Idolatry: The Idol of Good Behavior
By Kevin Probst
Tim Keller wrote in A Reason for God, “If you center your life and identity on religion and morality, you will, if you are living up to your moral standards, be proud, self-righteous and cruel. If you don’t live up to your standards your guilt will be utterly devastating.”
We can make an idol out of good behavior and moral standards. It’s easy to look around and say, “Well, I’m better than they are, therefore, I must be doing pretty good. Surely I’m going to heaven.” But Jesus said, “Not everyone who says to me, 'Lord, Lord,' will enter the kingdom of heaven, but only he who does the will of my Father who is in heaven. Many will say to me on that day, 'Lord, Lord, did we not prophesy in your name and in your name drive out demons and perform many miracles? ” (Matt. 7:21-22) Morality becomes an idol for many because they look to good behavior for salvation rather than to Christ.
It’s very hard for us to unlearn this concept. Almost from birth we are taught that good behavior will reap great benefits. One of the earliest ditties we teach our children is:
You better watch out, You better not cry,
Better not pout, I'm telling you why:
Santa Claus is coming to town.
He's making a list, And checking it twice;
Gonna find out Who's naughty and nice,
Santa Clause is coming to town.
He sees you when you're sleeping.
He knows when you're awake.
He knows if you've been bad or good,
So be good for goodness sake!
To please our parents, to please our teachers, to please Santa Clause and to please Jesus we are taught to be good. Granted, being good goes a long way toward pleasing all of these but ‘being good’ is not pleasing to Jesus when our behavior causes us to ignore Christ’s words to Nicodemus, “You must be born again.”
Paul said it very well to the Philippians (3:7-8) “But whatever were gains to me I now consider loss for the sake of Christ. What is more, I consider everything a loss because of the surpassing worth of knowing Christ Jesus my Lord, for whose sake I have lost all things. I consider them garbage, that I may gain Christ…”
Paul is saying, my family used to be my righteousness, my occupation used to be my righteousness, my education used to be my righteousness, my own efforts used to be my righteousness…I used to count these thing for righteousness but now I understand that my righteousness is as filthy rags. (Isa. 64:6) I was bowing to my own idols of rubbish and junk, they are nothing but dung. “Behold, old things have passed away and all things have become new.” (2 Cor. 5:17) The old nature tells me I can earn my salvation but my new nature tells me that salvation comes through faith as a gift of God.
Jesus was led up into the wilderness and Satan challenged him to turn stones into bread and to cast himself down to prove his deity. There is certainly nothing wrong with turning stones to bread, He once turned water into wine. What Satan was really tempting him to do was to be self-sufficient. “You can have everything you want apart from your walk with God.” An idol always says to the human heart, “I can do for you all the things God can do. You don’t need God.” Isn’t that what Satan was telling Adam and Eve in the Garden of Eden?

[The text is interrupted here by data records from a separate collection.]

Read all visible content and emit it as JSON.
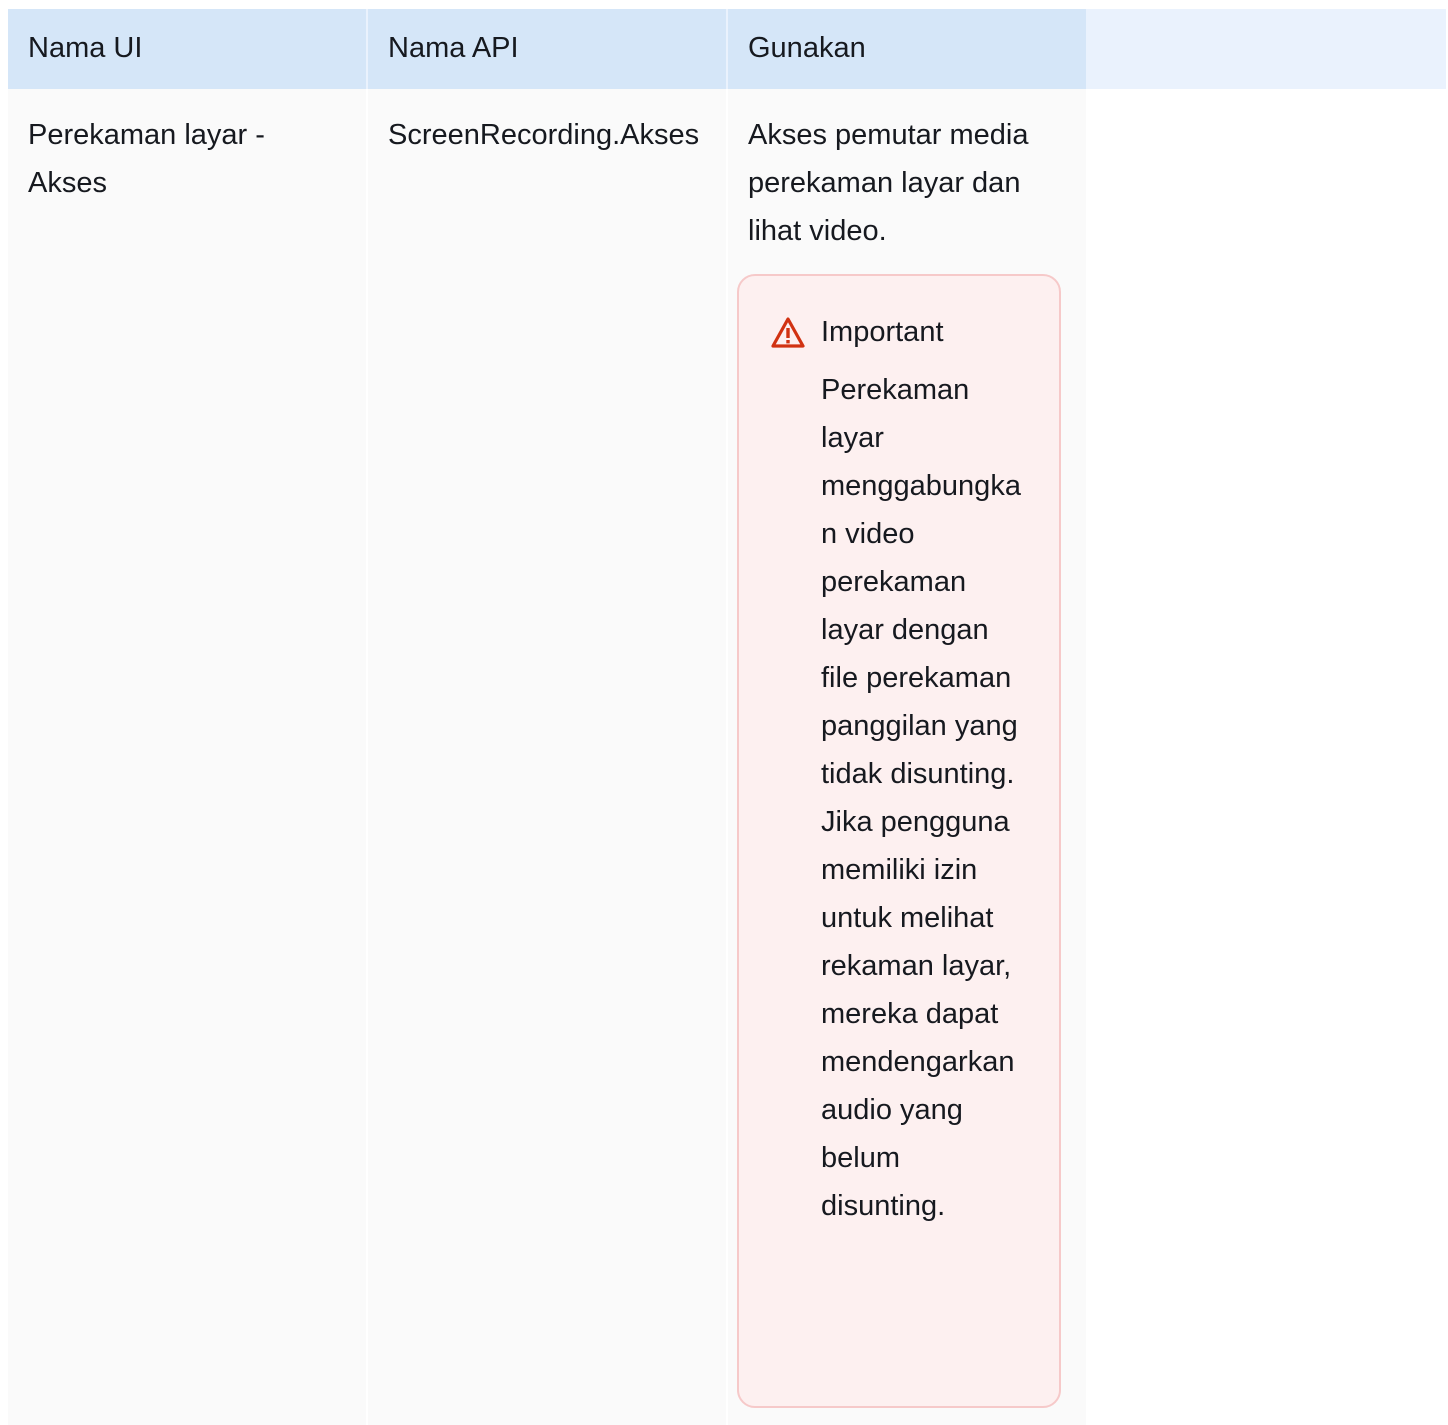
{
  "table": {
    "headers": [
      "Nama UI",
      "Nama API",
      "Gunakan"
    ],
    "rows": [
      {
        "ui_name": "Perekaman layar - Akses",
        "api_name": "ScreenRecording.Akses",
        "use": "Akses pemutar media perekaman layar dan lihat video."
      }
    ]
  },
  "callout": {
    "icon": "warning-triangle-icon",
    "color": "#d13212",
    "title": "Important",
    "text": "Perekaman layar menggabungkan video perekaman layar dengan file perekaman panggilan yang tidak disunting. Jika pengguna memiliki izin untuk melihat rekaman layar, mereka dapat mendengarkan audio yang belum disunting."
  }
}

God had some words for Ezekiel, you can find them in the 14th Chapter, verse 3. “Son of man, these men have set up idols in their hearts and put wicked stumbling blocks before their faces. Should I let them inquire of me at all?”
Surely God looks out over idol infested churches today and he says, “People are filling the church and they have idols in their heart and they want to ask me for help and they petition me for things. Why should I answer them when they have adulterated their love for me?”

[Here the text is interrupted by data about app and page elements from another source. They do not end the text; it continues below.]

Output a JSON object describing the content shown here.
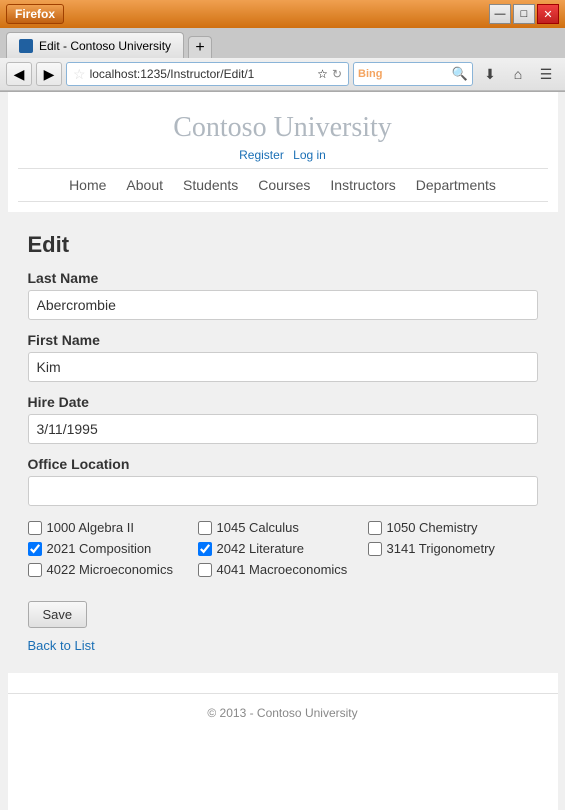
{
  "browser": {
    "firefox_label": "Firefox",
    "tab_title": "Edit - Contoso University",
    "new_tab_symbol": "+",
    "address": "localhost:1235/Instructor/Edit/1",
    "search_engine": "Bing",
    "minimize": "—",
    "maximize": "□",
    "close": "✕"
  },
  "site": {
    "title": "Contoso University",
    "auth": {
      "register": "Register",
      "login": "Log in"
    },
    "nav": [
      "Home",
      "About",
      "Students",
      "Courses",
      "Instructors",
      "Departments"
    ]
  },
  "page": {
    "heading": "Edit",
    "fields": {
      "last_name_label": "Last Name",
      "last_name_value": "Abercrombie",
      "first_name_label": "First Name",
      "first_name_value": "Kim",
      "hire_date_label": "Hire Date",
      "hire_date_value": "3/11/1995",
      "office_label": "Office Location",
      "office_value": ""
    },
    "courses": [
      {
        "id": "1000",
        "name": "Algebra II",
        "checked": false
      },
      {
        "id": "1045",
        "name": "Calculus",
        "checked": false
      },
      {
        "id": "1050",
        "name": "Chemistry",
        "checked": false
      },
      {
        "id": "2021",
        "name": "Composition",
        "checked": true
      },
      {
        "id": "2042",
        "name": "Literature",
        "checked": true
      },
      {
        "id": "3141",
        "name": "Trigonometry",
        "checked": false
      },
      {
        "id": "4022",
        "name": "Microeconomics",
        "checked": false
      },
      {
        "id": "4041",
        "name": "Macroeconomics",
        "checked": false
      }
    ],
    "save_button": "Save",
    "back_link": "Back to List"
  },
  "footer": {
    "text": "© 2013 - Contoso University"
  }
}
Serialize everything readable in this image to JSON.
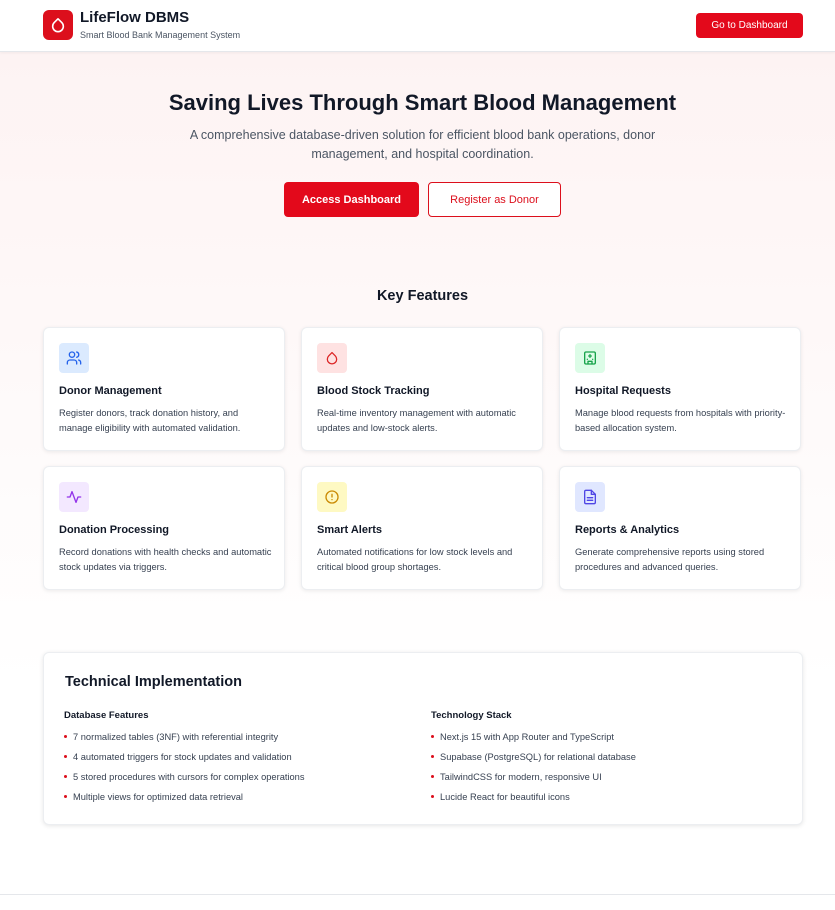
{
  "header": {
    "title": "LifeFlow DBMS",
    "subtitle": "Smart Blood Bank Management System",
    "cta": "Go to Dashboard"
  },
  "hero": {
    "title": "Saving Lives Through Smart Blood Management",
    "subtitle": "A comprehensive database-driven solution for efficient blood bank operations, donor management, and hospital coordination.",
    "primary_button": "Access Dashboard",
    "secondary_button": "Register as Donor"
  },
  "features": {
    "title": "Key Features",
    "items": [
      {
        "title": "Donor Management",
        "description": "Register donors, track donation history, and manage eligibility with automated validation.",
        "icon": "users-icon",
        "color": "#2563eb",
        "bg": "#dbeafe"
      },
      {
        "title": "Blood Stock Tracking",
        "description": "Real-time inventory management with automatic updates and low-stock alerts.",
        "icon": "droplet-icon",
        "color": "#dc2626",
        "bg": "#fee2e2"
      },
      {
        "title": "Hospital Requests",
        "description": "Manage blood requests from hospitals with priority-based allocation system.",
        "icon": "hospital-icon",
        "color": "#16a34a",
        "bg": "#dcfce7"
      },
      {
        "title": "Donation Processing",
        "description": "Record donations with health checks and automatic stock updates via triggers.",
        "icon": "activity-icon",
        "color": "#9333ea",
        "bg": "#f3e8ff"
      },
      {
        "title": "Smart Alerts",
        "description": "Automated notifications for low stock levels and critical blood group shortages.",
        "icon": "alert-circle-icon",
        "color": "#ca8a04",
        "bg": "#fef9c3"
      },
      {
        "title": "Reports & Analytics",
        "description": "Generate comprehensive reports using stored procedures and advanced queries.",
        "icon": "file-text-icon",
        "color": "#4f46e5",
        "bg": "#e0e7ff"
      }
    ]
  },
  "technical": {
    "title": "Technical Implementation",
    "database": {
      "heading": "Database Features",
      "items": [
        "7 normalized tables (3NF) with referential integrity",
        "4 automated triggers for stock updates and validation",
        "5 stored procedures with cursors for complex operations",
        "Multiple views for optimized data retrieval"
      ]
    },
    "stack": {
      "heading": "Technology Stack",
      "items": [
        "Next.js 15 with App Router and TypeScript",
        "Supabase (PostgreSQL) for relational database",
        "TailwindCSS for modern, responsive UI",
        "Lucide React for beautiful icons"
      ]
    }
  },
  "colors": {
    "accent": "#e3091b"
  }
}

If good behavior or a moral code or our own self-righteousness is an idol we must identify it, repent of it and take it to the cross of Christ.
I teach in a Christian high school and every year in October we take nearly 150 students off on a student retreat. It is a time of recreation, socialization and spiritual renewal. On the last night of the retreat we build a campfire and have an open microphone section for students to share with others. What often happens is that the session devolves into a slough of self-pity. Young students will grab the mic and tell long stories of how they were misused, abused and how cruel the world has been to them. Then other students will gather around them and hug them and weep with them and they all end up bathing in their own self-pity. Many will make strong vows of devotion to God but a week later there is evidence that what was said in a moment of emotion was lacking in long term commitment.
They are sorry for the consequences they have suffered as a result of living in a sinful world but they haven’t yet learned to hate sin. Real repentance is not so much confessing your sin because you fear the Lion of Judah will drop his hammer on you and devour you. Real repentance is realizing how hard and calloused your heart has become in its failure to realize how sin has crushed the heart of the Christ of Calvary.
God help us to realize that it is not so much what we do as it is about who we are.
Kevin Probst - Is a teacher of Apologetics and History at Calvary Christian School and Associate Pastor of Crosspointe Nazarene Church church in Columbus, Georgia.